A side note: I would not usually bother to critique a director’s note in the program, but the one by Vince Petronio is baffling, as I’m not sure to what extent he is deliberately introducing historical errors. Talking about the meaning of the play, three times he explicitly writes, “I don’t know.” But in his first paragraph, he discusses the historical Thomas Paine, iconoclast of both the American and French revolutions, who insofar as I can tell has nothing to do with this play – which, of course, makes complete sense, as the play claims in its full title to be “based on nothing.” Paine at some point changed his surname, as his father went by “Pain” without the “e,” like the character in the play. In a series of purported quotes from Paine, Petronio cites, “The only thing necessary for evil to succeed is for…” before explaining that is not from Paine; it isn’t clear whether Petronio intentionally quotes an aphorism commonly (but incorrectly) attributed to Edmund Burke, a mortal enemy who sued Paine for seditious libel in absentia and had a British arrest warrant sworn out that turned Paine into an international fugitive. Eventually, Petronio misquotes by far the most famous line written by Paine as “These are the times to try men’s souls” – correctly, “to” should be “that” – and also incorrectly cites Paine’s Common Sense as the source, which correctly should be The American Crisis. Whether Petronio is just messing with the audience, I don’t know.

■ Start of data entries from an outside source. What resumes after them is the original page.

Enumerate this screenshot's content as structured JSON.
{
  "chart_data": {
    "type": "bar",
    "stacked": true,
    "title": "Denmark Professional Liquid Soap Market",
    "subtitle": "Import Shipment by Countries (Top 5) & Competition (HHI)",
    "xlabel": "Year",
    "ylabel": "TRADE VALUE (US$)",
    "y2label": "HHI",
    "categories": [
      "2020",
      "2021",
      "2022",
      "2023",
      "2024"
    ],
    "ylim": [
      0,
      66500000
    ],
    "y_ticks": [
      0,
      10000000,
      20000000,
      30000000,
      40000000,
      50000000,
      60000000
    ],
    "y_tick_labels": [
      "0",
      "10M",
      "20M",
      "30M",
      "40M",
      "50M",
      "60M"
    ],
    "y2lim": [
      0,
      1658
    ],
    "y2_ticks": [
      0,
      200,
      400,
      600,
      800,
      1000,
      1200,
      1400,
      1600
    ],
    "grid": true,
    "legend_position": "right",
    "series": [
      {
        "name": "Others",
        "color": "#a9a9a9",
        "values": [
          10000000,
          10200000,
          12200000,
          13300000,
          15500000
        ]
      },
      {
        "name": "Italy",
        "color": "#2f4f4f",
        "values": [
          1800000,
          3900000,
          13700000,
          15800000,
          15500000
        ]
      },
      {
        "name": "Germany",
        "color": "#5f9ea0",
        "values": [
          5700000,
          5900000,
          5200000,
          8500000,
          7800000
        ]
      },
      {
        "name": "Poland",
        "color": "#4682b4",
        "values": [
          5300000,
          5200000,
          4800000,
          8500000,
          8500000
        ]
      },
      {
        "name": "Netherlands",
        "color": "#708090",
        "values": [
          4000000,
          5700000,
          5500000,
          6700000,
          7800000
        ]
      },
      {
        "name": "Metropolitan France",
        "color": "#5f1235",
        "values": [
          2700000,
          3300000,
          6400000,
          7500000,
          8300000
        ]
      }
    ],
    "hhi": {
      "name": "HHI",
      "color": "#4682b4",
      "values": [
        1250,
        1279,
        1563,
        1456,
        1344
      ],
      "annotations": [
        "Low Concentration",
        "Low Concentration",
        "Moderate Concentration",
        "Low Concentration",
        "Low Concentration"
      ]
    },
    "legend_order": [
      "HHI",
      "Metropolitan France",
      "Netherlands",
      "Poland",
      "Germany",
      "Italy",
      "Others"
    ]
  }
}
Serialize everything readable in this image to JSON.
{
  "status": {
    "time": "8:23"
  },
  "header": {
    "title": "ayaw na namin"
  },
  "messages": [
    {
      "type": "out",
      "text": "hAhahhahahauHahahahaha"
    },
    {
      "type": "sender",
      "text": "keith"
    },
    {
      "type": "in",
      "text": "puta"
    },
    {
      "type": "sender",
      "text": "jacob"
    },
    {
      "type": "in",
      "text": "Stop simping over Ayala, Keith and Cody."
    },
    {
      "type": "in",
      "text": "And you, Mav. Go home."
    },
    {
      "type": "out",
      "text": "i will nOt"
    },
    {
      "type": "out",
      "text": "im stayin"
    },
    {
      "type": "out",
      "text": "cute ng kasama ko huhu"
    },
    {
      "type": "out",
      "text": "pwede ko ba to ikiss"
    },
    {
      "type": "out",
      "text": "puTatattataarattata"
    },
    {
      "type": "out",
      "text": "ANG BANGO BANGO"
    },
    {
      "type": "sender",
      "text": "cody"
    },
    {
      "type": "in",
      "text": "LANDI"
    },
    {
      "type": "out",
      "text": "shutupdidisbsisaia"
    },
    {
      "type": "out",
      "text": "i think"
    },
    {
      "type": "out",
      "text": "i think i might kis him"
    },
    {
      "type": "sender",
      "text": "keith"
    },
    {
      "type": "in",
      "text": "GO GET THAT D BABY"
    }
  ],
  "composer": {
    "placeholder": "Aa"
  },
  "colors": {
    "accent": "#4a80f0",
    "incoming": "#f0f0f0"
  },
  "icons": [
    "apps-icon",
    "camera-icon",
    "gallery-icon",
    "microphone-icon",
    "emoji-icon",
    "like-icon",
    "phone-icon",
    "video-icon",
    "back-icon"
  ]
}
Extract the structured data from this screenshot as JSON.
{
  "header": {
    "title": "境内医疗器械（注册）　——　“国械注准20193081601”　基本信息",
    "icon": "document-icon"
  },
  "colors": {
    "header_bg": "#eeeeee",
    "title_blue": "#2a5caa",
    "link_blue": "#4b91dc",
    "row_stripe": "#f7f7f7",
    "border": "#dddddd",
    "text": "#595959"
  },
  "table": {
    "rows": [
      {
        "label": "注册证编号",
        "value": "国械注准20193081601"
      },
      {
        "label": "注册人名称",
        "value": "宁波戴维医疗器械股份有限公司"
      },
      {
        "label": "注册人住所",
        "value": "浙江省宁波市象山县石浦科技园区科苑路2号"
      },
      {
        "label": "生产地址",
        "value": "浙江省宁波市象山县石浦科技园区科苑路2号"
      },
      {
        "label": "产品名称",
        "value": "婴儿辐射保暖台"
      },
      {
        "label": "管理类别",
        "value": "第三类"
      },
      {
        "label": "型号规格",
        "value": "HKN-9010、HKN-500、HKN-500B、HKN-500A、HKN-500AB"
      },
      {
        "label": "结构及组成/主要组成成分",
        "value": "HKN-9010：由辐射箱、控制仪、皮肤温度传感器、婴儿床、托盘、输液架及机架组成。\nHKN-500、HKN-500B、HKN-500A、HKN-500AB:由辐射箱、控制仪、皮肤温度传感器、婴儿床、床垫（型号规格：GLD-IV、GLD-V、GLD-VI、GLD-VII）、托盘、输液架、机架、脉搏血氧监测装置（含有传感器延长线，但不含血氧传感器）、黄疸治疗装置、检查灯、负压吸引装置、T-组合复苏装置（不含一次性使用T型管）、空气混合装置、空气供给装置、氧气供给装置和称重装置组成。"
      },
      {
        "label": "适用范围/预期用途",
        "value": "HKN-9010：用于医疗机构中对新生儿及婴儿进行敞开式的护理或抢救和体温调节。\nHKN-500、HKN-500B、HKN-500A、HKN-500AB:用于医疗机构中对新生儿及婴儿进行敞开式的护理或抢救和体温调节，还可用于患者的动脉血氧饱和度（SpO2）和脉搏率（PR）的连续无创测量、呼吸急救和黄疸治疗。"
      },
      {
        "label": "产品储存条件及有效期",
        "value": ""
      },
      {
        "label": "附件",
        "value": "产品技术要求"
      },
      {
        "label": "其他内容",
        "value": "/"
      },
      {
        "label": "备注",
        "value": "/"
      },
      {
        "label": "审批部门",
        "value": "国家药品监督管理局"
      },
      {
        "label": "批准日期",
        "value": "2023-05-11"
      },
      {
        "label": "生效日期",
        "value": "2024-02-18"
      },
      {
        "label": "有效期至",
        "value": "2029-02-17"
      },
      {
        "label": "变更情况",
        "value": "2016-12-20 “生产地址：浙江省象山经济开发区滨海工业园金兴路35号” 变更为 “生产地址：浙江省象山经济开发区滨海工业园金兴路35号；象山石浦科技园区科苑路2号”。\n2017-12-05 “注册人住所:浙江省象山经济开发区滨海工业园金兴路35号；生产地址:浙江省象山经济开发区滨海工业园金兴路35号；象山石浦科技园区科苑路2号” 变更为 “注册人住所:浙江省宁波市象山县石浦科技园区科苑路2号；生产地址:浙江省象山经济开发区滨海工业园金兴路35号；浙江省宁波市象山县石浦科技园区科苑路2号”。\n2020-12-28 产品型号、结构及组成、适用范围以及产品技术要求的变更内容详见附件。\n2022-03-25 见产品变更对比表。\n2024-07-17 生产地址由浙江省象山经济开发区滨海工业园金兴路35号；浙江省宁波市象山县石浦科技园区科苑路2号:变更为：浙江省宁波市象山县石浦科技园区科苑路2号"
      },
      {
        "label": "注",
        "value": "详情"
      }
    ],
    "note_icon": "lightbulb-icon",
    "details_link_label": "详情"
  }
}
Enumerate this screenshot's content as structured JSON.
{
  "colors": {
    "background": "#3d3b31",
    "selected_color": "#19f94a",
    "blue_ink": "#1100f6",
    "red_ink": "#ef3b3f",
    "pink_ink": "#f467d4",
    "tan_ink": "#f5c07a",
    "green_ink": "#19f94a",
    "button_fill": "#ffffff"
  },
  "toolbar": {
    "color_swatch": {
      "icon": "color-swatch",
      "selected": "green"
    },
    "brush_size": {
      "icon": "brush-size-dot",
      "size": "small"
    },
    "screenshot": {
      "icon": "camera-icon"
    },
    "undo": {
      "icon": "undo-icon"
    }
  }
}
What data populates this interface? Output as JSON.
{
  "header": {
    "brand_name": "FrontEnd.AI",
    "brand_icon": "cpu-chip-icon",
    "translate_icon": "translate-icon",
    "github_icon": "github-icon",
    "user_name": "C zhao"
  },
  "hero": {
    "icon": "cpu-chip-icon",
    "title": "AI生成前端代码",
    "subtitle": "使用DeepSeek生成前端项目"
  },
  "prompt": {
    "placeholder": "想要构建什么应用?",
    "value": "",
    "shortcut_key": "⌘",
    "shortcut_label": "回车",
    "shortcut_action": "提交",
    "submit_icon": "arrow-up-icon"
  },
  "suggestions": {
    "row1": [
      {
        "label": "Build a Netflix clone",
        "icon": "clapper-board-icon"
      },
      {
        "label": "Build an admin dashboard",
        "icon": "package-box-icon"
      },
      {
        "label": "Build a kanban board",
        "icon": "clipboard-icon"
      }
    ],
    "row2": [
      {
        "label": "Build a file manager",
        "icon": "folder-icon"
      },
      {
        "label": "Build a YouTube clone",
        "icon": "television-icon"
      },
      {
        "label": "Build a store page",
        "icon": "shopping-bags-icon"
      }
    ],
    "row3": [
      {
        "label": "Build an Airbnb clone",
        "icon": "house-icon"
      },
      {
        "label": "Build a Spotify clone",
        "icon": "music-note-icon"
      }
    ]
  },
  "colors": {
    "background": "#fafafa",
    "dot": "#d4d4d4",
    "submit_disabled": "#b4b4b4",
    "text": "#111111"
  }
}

Thom Pain (based on nothing), by Will Eno, directed by Vince Petronio, Burbage Theatre Company, 249 Roosevelt Ave, Pawtucket. (In rep with This Is Our Youth.) One act, 1h10m with no intermission. Through Feb 24. Refreshments available. Web: burbagetheatre.org/thompain E-mail: firstname.lastname@example.org Tel: 401-484-0355 Tickets: app.arts-people.com/index.php?ticketing=burb Facebook: facebook.com/events/235063637413664